== Work instruction ==
Please report how many lines in the records below contain the word "index", and give nothing else.

Entries from a dataset of interfaces:
-=-=-=-=-

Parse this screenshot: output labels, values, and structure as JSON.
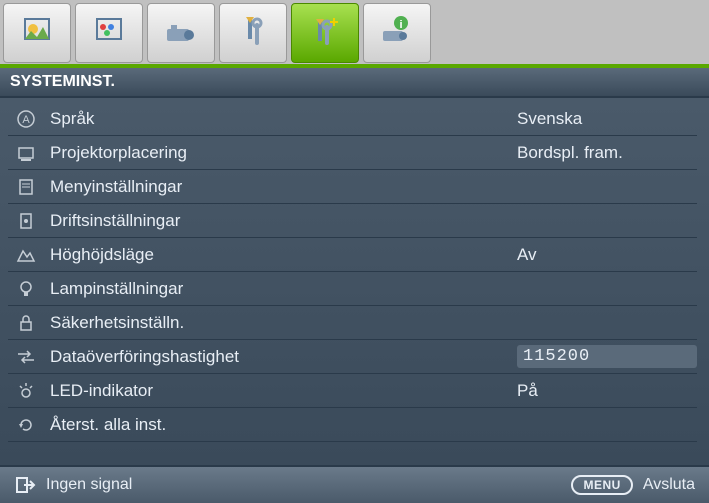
{
  "title": "SYSTEMINST.",
  "items": [
    {
      "label": "Språk",
      "value": "Svenska"
    },
    {
      "label": "Projektorplacering",
      "value": "Bordspl. fram."
    },
    {
      "label": "Menyinställningar",
      "value": ""
    },
    {
      "label": "Driftsinställningar",
      "value": ""
    },
    {
      "label": "Höghöjdsläge",
      "value": "Av"
    },
    {
      "label": "Lampinställningar",
      "value": ""
    },
    {
      "label": "Säkerhetsinställn.",
      "value": ""
    },
    {
      "label": "Dataöverföringshastighet",
      "value": "115200"
    },
    {
      "label": "LED-indikator",
      "value": "På"
    },
    {
      "label": "Återst. alla inst.",
      "value": ""
    }
  ],
  "footer": {
    "status": "Ingen signal",
    "menu_label": "MENU",
    "exit_label": "Avsluta"
  }
}
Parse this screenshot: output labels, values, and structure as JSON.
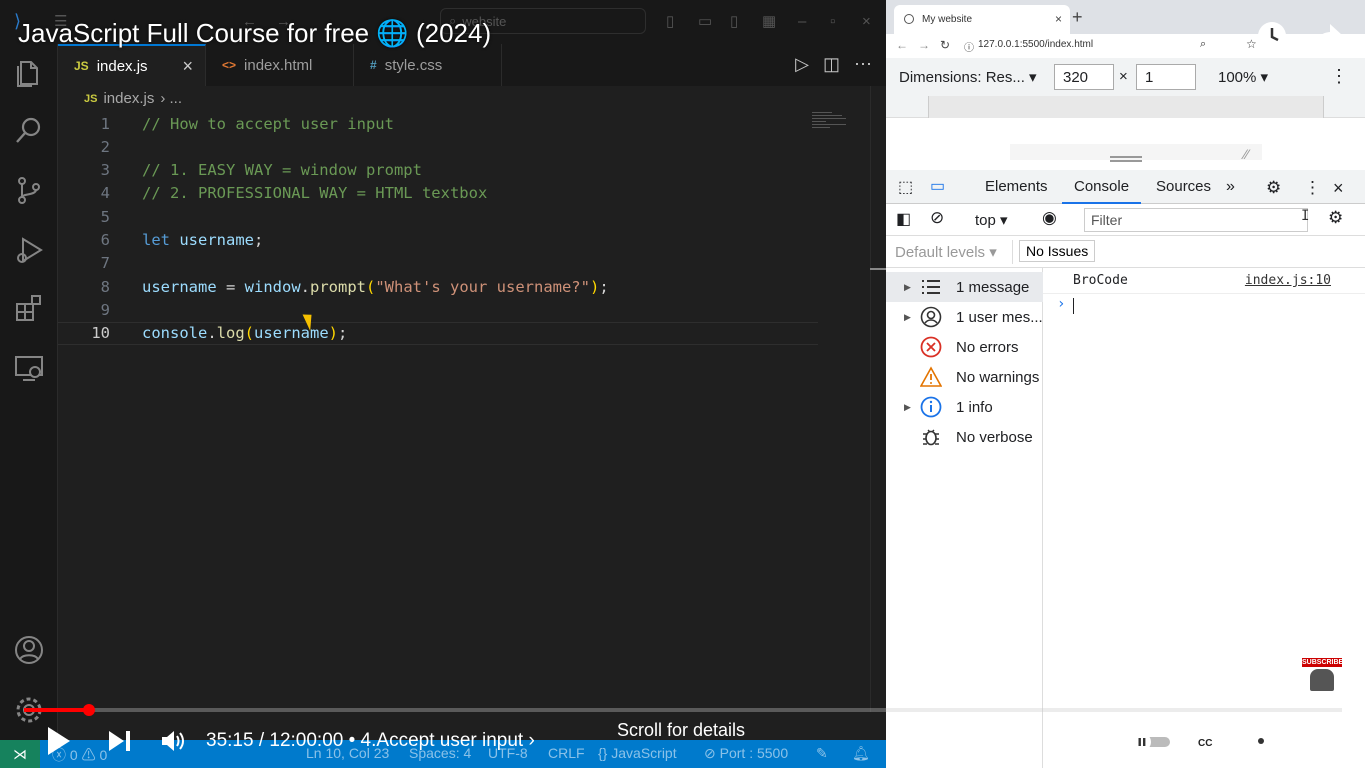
{
  "video": {
    "title": "JavaScript Full Course for free 🌐 (2024)",
    "time": "35:15 / 12:00:00",
    "chapter": "• 4.Accept user input ›",
    "scroll_hint": "Scroll for details",
    "progress": 0.049,
    "buffered_segments": true,
    "accent": "#ff0000"
  },
  "vscode": {
    "search_placeholder": "website",
    "tabs": [
      {
        "icon": "JS",
        "label": "index.js",
        "active": true
      },
      {
        "icon": "<>",
        "label": "index.html",
        "active": false
      },
      {
        "icon": "#",
        "label": "style.css",
        "active": false
      }
    ],
    "breadcrumb": {
      "icon": "JS",
      "file": "index.js",
      "rest": "› ..."
    },
    "code_lines": [
      {
        "n": "1",
        "tokens": [
          {
            "t": "// How to accept user input",
            "c": "c-comment"
          }
        ]
      },
      {
        "n": "2",
        "tokens": []
      },
      {
        "n": "3",
        "tokens": [
          {
            "t": "// 1. EASY WAY = window prompt",
            "c": "c-comment"
          }
        ]
      },
      {
        "n": "4",
        "tokens": [
          {
            "t": "// 2. PROFESSIONAL WAY = HTML textbox",
            "c": "c-comment"
          }
        ]
      },
      {
        "n": "5",
        "tokens": []
      },
      {
        "n": "6",
        "tokens": [
          {
            "t": "let ",
            "c": "c-kw"
          },
          {
            "t": "username",
            "c": "c-var"
          },
          {
            "t": ";",
            "c": "c-punc"
          }
        ]
      },
      {
        "n": "7",
        "tokens": []
      },
      {
        "n": "8",
        "tokens": [
          {
            "t": "username",
            "c": "c-var"
          },
          {
            "t": " = ",
            "c": "c-punc"
          },
          {
            "t": "window",
            "c": "c-var"
          },
          {
            "t": ".",
            "c": "c-punc"
          },
          {
            "t": "prompt",
            "c": "c-fn"
          },
          {
            "t": "(",
            "c": "c-paren"
          },
          {
            "t": "\"What's your username?\"",
            "c": "c-str"
          },
          {
            "t": ")",
            "c": "c-paren"
          },
          {
            "t": ";",
            "c": "c-punc"
          }
        ]
      },
      {
        "n": "9",
        "tokens": []
      },
      {
        "n": "10",
        "tokens": [
          {
            "t": "console",
            "c": "c-var"
          },
          {
            "t": ".",
            "c": "c-punc"
          },
          {
            "t": "log",
            "c": "c-fn"
          },
          {
            "t": "(",
            "c": "c-paren"
          },
          {
            "t": "username",
            "c": "c-var"
          },
          {
            "t": ")",
            "c": "c-paren"
          },
          {
            "t": ";",
            "c": "c-punc"
          }
        ]
      }
    ],
    "current_line": "10",
    "status": {
      "errors": "0",
      "warnings": "0",
      "position": "Ln 10, Col 23",
      "spaces": "Spaces: 4",
      "encoding": "UTF-8",
      "eol": "CRLF",
      "language": "JavaScript",
      "port": "Port : 5500"
    },
    "status_color": "#007acc"
  },
  "browser": {
    "tab_title": "My website",
    "url": "127.0.0.1:5500/index.html",
    "device": {
      "dimensions_label": "Dimensions: Res...",
      "width": "320",
      "times": "×",
      "height": "1",
      "zoom": "100%"
    },
    "devtools": {
      "tabs": [
        "Elements",
        "Console",
        "Sources"
      ],
      "active_tab": "Console",
      "context": "top",
      "filter_placeholder": "Filter",
      "levels": "Default levels",
      "issues": "No Issues",
      "sidebar": [
        {
          "label": "1 message",
          "icon": "list-icon",
          "expandable": true,
          "selected": true
        },
        {
          "label": "1 user mes...",
          "icon": "user-icon",
          "expandable": true,
          "selected": false
        },
        {
          "label": "No errors",
          "icon": "error-icon",
          "expandable": false,
          "selected": false
        },
        {
          "label": "No warnings",
          "icon": "warning-icon",
          "expandable": false,
          "selected": false
        },
        {
          "label": "1 info",
          "icon": "info-icon",
          "expandable": true,
          "selected": false
        },
        {
          "label": "No verbose",
          "icon": "bug-icon",
          "expandable": false,
          "selected": false
        }
      ],
      "log": {
        "message": "BroCode",
        "source": "index.js:10"
      },
      "prompt_symbol": "›"
    }
  },
  "subscribe_badge": "SUBSCRIBE"
}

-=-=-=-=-

== Output of the exercise ==
5